→ **Task inputs**:
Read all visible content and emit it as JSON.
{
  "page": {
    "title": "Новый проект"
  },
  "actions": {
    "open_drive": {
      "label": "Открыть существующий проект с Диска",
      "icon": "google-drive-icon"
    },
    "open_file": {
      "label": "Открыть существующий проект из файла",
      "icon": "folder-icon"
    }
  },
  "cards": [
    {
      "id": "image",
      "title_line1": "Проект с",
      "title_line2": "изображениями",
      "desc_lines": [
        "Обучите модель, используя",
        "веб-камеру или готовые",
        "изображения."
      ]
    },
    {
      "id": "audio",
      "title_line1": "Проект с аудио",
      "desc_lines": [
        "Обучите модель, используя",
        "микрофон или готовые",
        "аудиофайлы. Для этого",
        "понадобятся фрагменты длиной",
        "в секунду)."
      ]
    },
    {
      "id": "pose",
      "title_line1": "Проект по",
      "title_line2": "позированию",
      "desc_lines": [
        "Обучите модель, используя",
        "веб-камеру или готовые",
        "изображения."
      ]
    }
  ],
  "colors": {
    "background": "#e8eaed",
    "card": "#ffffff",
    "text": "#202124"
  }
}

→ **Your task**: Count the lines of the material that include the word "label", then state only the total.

→ **Answer section**: 2